# INSTRUCTIONS FOR THE TASK
Each line of the records below needs repeating exactly. Skip the pictures.

*** EXERCISE DATA ***

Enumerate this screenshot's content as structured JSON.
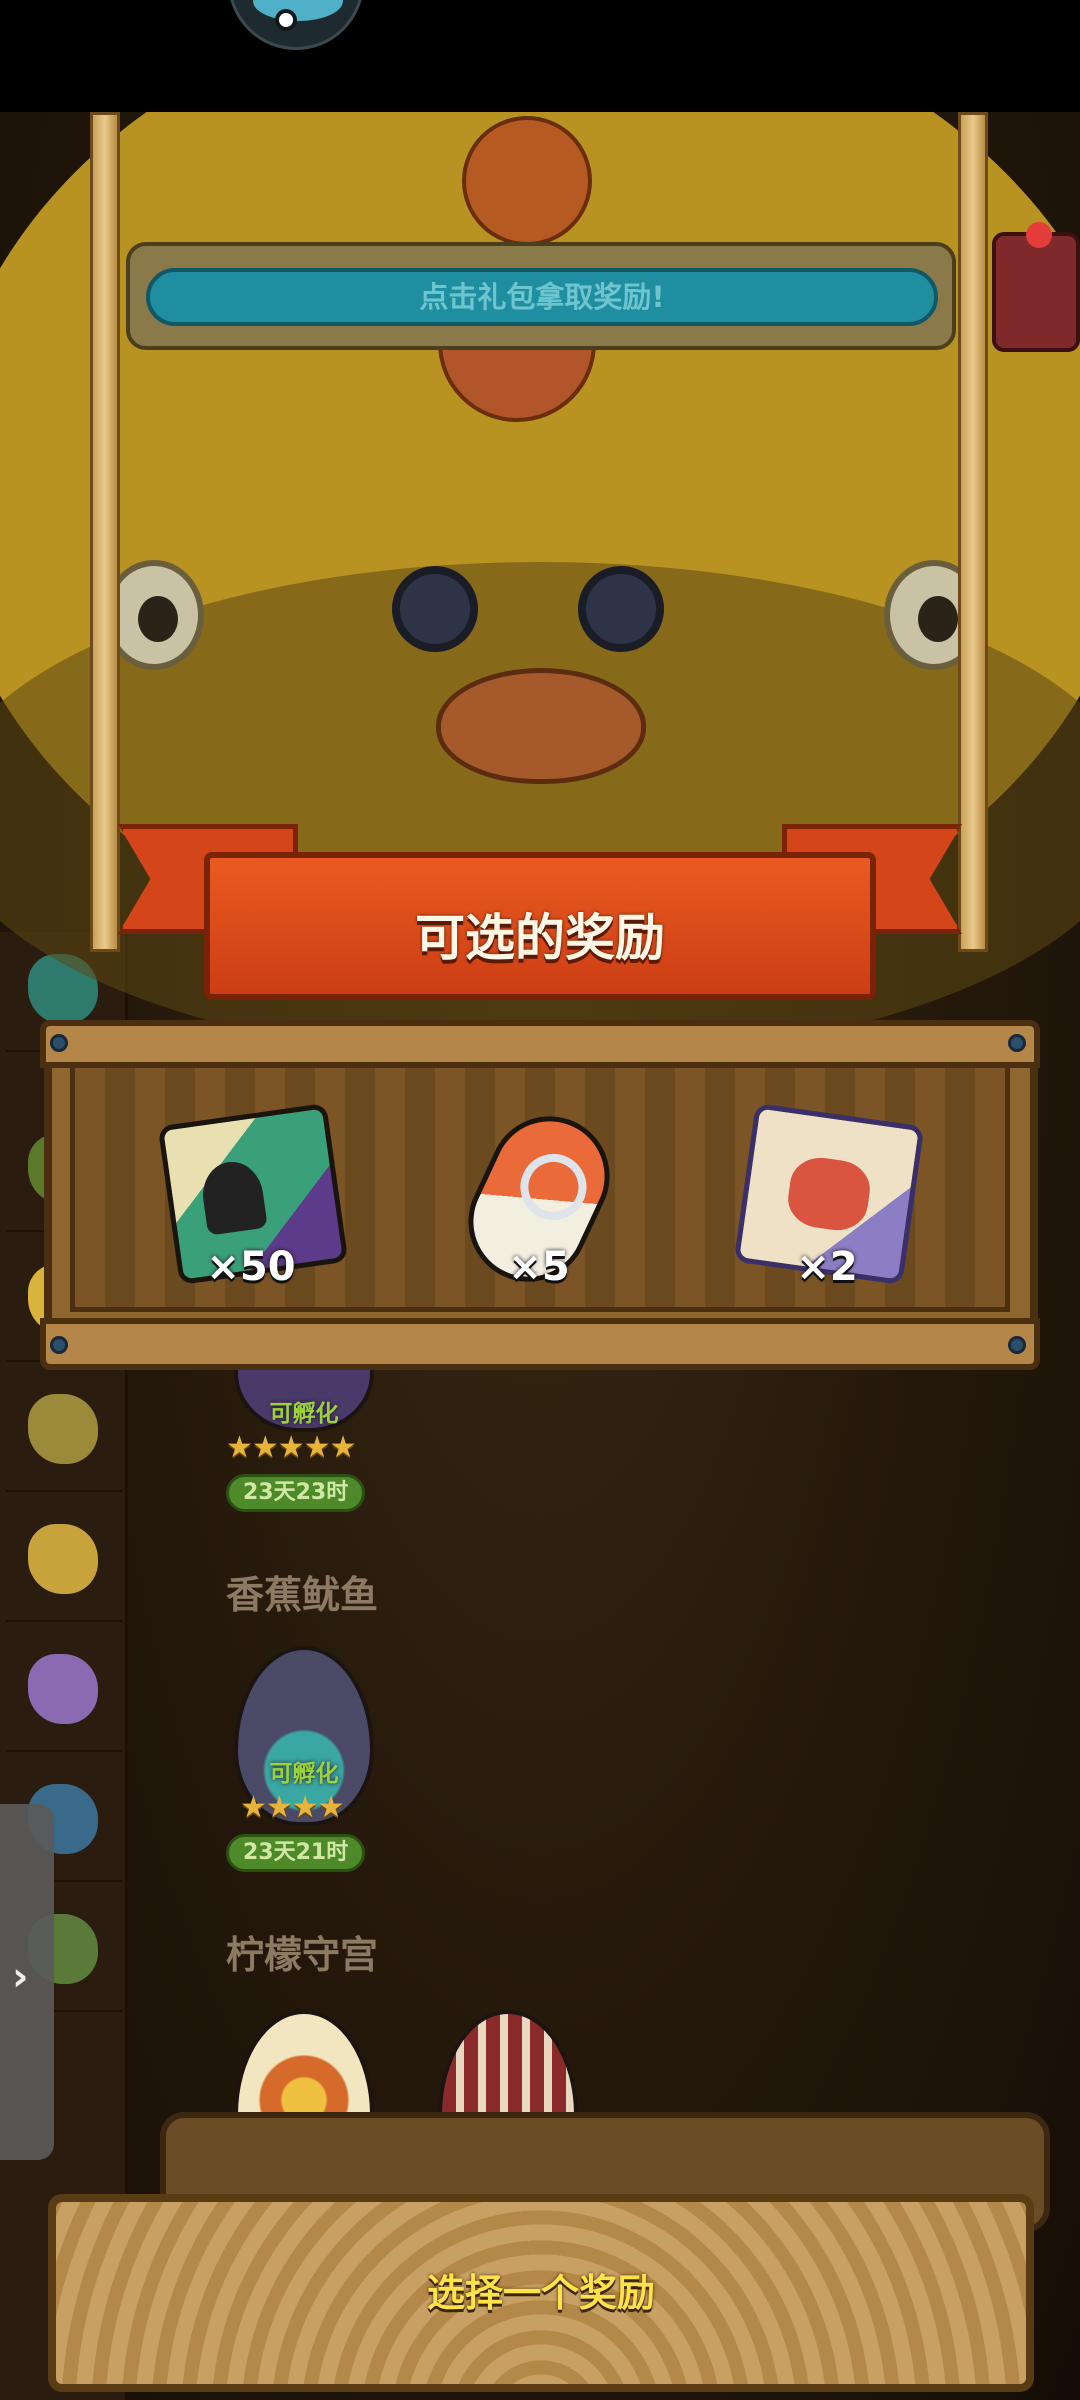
{
  "hint": {
    "text": "点击礼包拿取奖励!"
  },
  "panel": {
    "title": "可选的奖励"
  },
  "rewards": [
    {
      "icon": "ticket-pack-icon",
      "quantity": "×50"
    },
    {
      "icon": "capsule-key-icon",
      "quantity": "×5"
    },
    {
      "icon": "recipe-scroll-icon",
      "quantity": "×2"
    }
  ],
  "eggs": [
    {
      "status": "可孵化",
      "stars": "★★★★★",
      "timer": "23天23时"
    },
    {
      "name": "香蕉鱿鱼",
      "status": "可孵化",
      "stars": "★★★★",
      "timer": "23天21时"
    },
    {
      "name": "柠檬守宫"
    }
  ],
  "sidebar": {
    "toggle": "›"
  },
  "footer": {
    "button_label": "选择一个奖励"
  },
  "colors": {
    "ribbon": "#d4461a",
    "button_text": "#ffe14a",
    "hint_bar": "#1f8ea1"
  }
}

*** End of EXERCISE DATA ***

# EXPECTED ANSWER
Enumerate this screenshot's content as structured JSON.
{
  "hint": {
    "text": "点击礼包拿取奖励!"
  },
  "panel": {
    "title": "可选的奖励"
  },
  "rewards": [
    {
      "icon": "ticket-pack-icon",
      "quantity": "×50"
    },
    {
      "icon": "capsule-key-icon",
      "quantity": "×5"
    },
    {
      "icon": "recipe-scroll-icon",
      "quantity": "×2"
    }
  ],
  "eggs": [
    {
      "status": "可孵化",
      "stars": "★★★★★",
      "timer": "23天23时"
    },
    {
      "name": "香蕉鱿鱼",
      "status": "可孵化",
      "stars": "★★★★",
      "timer": "23天21时"
    },
    {
      "name": "柠檬守宫"
    }
  ],
  "sidebar": {
    "toggle": "›"
  },
  "footer": {
    "button_label": "选择一个奖励"
  },
  "colors": {
    "ribbon": "#d4461a",
    "button_text": "#ffe14a",
    "hint_bar": "#1f8ea1"
  }
}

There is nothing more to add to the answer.